Colorado hired Tad Boyle a year ago to take over a struggling program, and he managed to take the Buffaloes to a record-setting season for wins and nearly lead them into the NCAA tournament.
It was a good season that generated some buzz for the Buffs, and during the offseason, Boyle had his name brought up during the Oklahoma and Texas A&M coaching searches. His name being floated out there was a sign of respect for what he had managed to achieve in his lone season in the Big 12 -- Colorado being relevant.
As the Buffs leave for the Pac-12, another strong season in what is expected to be a bridge year could start providing answers to the lingering question of whether Boyle will stick around for the long-term.
From the Denver Post:
This year probably wasn’t great timing anyway with his arrival at CU barely a calendar year old. But know this: Colorado is probably going to have to do what it can to up the financial ante if it intends on retaining Boyle past this season and early indications are it will. With incentives Boyle makes just north of $735,000. Don’t be surprised if eventually that number gets pushed to the brink of $1 million or, pardon the pun, a tad more.
It’s new territory for a university a little more familiar with firing its coaches of late than having to battle to keep them. But in one season Boyle went from a relative unknown to being on the brink of a bonafide hot commodity.
Given the losses the other teams in the league suffered with early entrants leaving school, Pac-12 success is certainly within reach next season even as the Buffs themselves lose top talent Alec Burks to the NBA draft.
Boyle adds Utah transfer Carlon Brown to the mix in 2011-12 after the 6-foot-5 guard had previously led the Utes in scoring. The Buffs also have a highly regarded recruiting class on its way.

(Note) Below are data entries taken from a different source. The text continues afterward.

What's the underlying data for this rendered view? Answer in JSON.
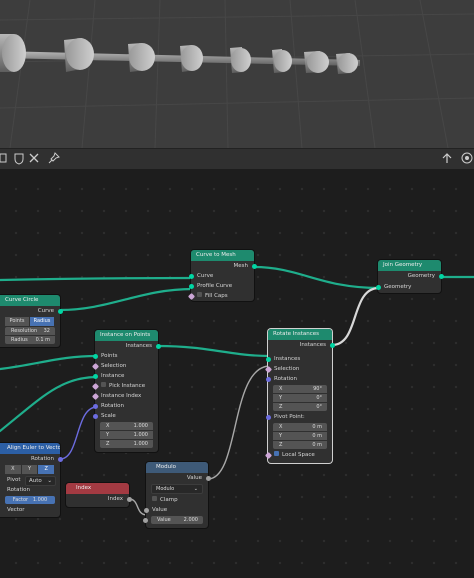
{
  "toolbar": {
    "right_icons": [
      "overlay-icon",
      "node-tree-icon"
    ]
  },
  "nodes": {
    "curve_to_mesh": {
      "title": "Curve to Mesh",
      "out_mesh": "Mesh",
      "in_curve": "Curve",
      "in_profile": "Profile Curve",
      "fill_caps": "Fill Caps"
    },
    "join_geometry": {
      "title": "Join Geometry",
      "out_geometry": "Geometry",
      "in_geometry": "Geometry"
    },
    "curve_circle": {
      "title": "Curve Circle",
      "out_curve": "Curve",
      "mode_points": "Points",
      "mode_radius": "Radius",
      "resolution_label": "Resolution",
      "resolution_value": "32",
      "radius_label": "Radius",
      "radius_value": "0.1 m"
    },
    "instance_on_points": {
      "title": "Instance on Points",
      "out_instances": "Instances",
      "in_points": "Points",
      "in_selection": "Selection",
      "in_instance": "Instance",
      "pick_instance": "Pick Instance",
      "in_instance_index": "Instance Index",
      "in_rotation": "Rotation",
      "in_scale": "Scale",
      "scale_x_label": "X",
      "scale_x_value": "1.000",
      "scale_y_label": "Y",
      "scale_y_value": "1.000",
      "scale_z_label": "Z",
      "scale_z_value": "1.000"
    },
    "rotate_instances": {
      "title": "Rotate Instances",
      "out_instances": "Instances",
      "in_instances": "Instances",
      "in_selection": "Selection",
      "in_rotation": "Rotation",
      "rot_x_label": "X",
      "rot_x_value": "90°",
      "rot_y_label": "Y",
      "rot_y_value": "0°",
      "rot_z_label": "Z",
      "rot_z_value": "0°",
      "pivot_label": "Pivot Point:",
      "piv_x_label": "X",
      "piv_x_value": "0 m",
      "piv_y_label": "Y",
      "piv_y_value": "0 m",
      "piv_z_label": "Z",
      "piv_z_value": "0 m",
      "local_space": "Local Space"
    },
    "align_euler": {
      "title": "Align Euler to Vector",
      "out_rotation": "Rotation",
      "axis_x": "X",
      "axis_y": "Y",
      "axis_z": "Z",
      "pivot_label": "Pivot",
      "pivot_value": "Auto",
      "in_rotation": "Rotation",
      "factor_label": "Factor",
      "factor_value": "1.000",
      "in_vector": "Vector"
    },
    "index": {
      "title": "Index",
      "out_index": "Index"
    },
    "modulo": {
      "title": "Modulo",
      "out_value": "Value",
      "operation": "Modulo",
      "clamp": "Clamp",
      "in_value": "Value",
      "value_label": "Value",
      "value_value": "2.000"
    }
  },
  "colors": {
    "geometry_socket": "#00d6a3",
    "vector_socket": "#6363c7",
    "float_socket": "#a1a1a1",
    "geometry_header": "#1e8a6e",
    "converter_header": "#2c5fa5",
    "input_header": "#a33a42",
    "selected_field": "#4772b3"
  }
}
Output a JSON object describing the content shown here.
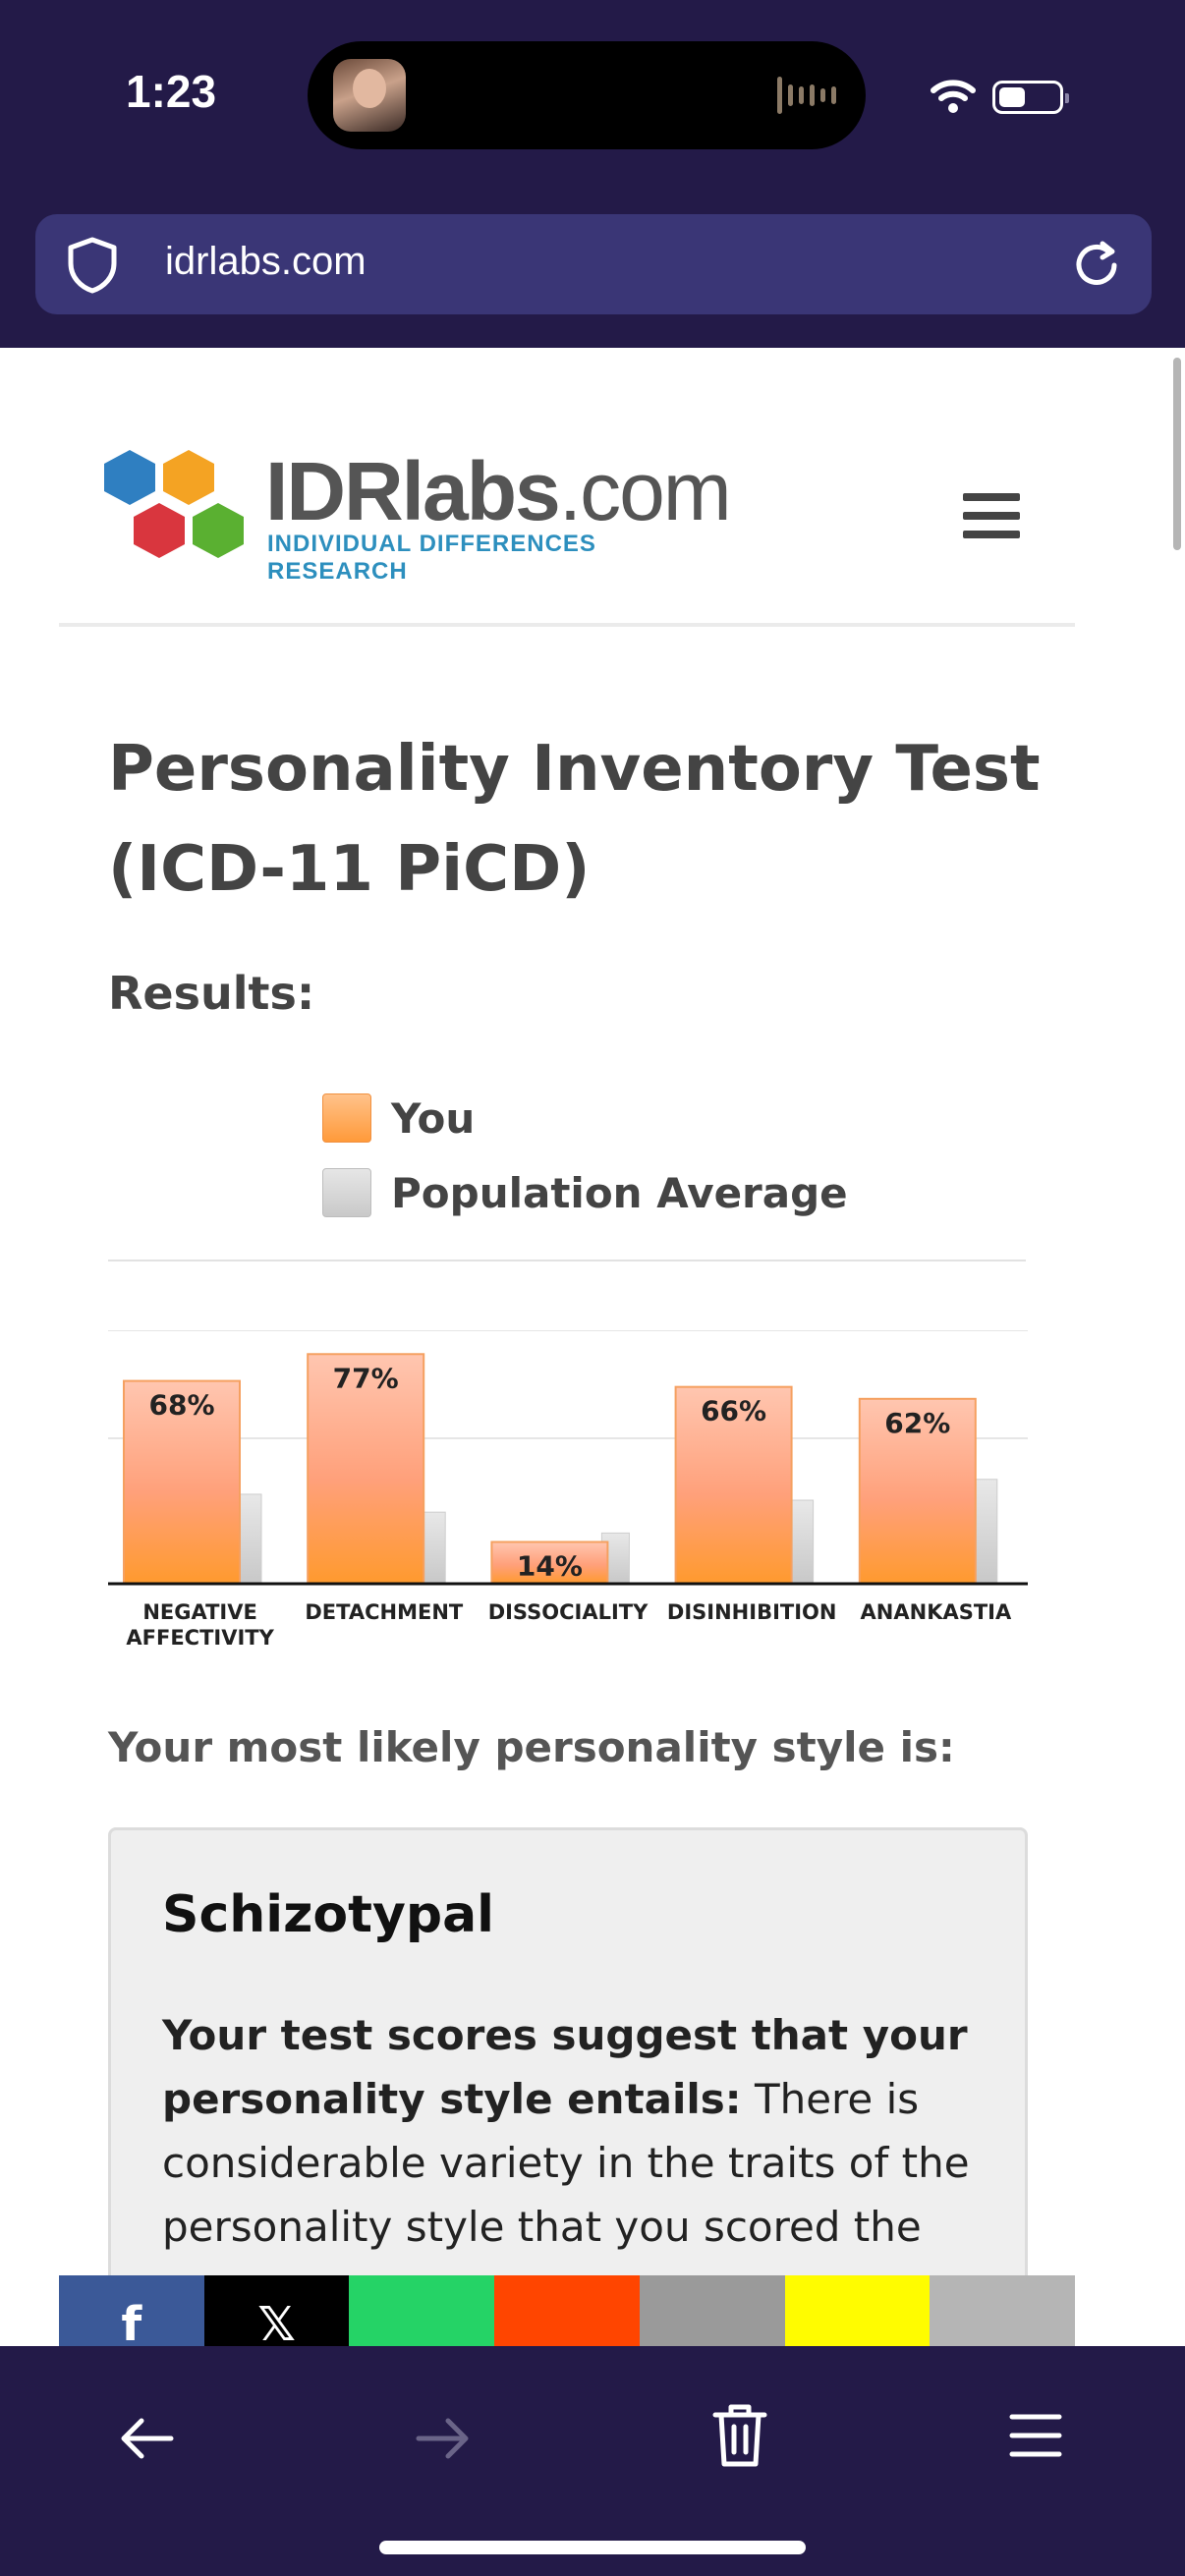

Those are all reasons why Boyle should feel good about his future and his chances at Colorado. It'll be up to the school down the road to do what it takes to keep him.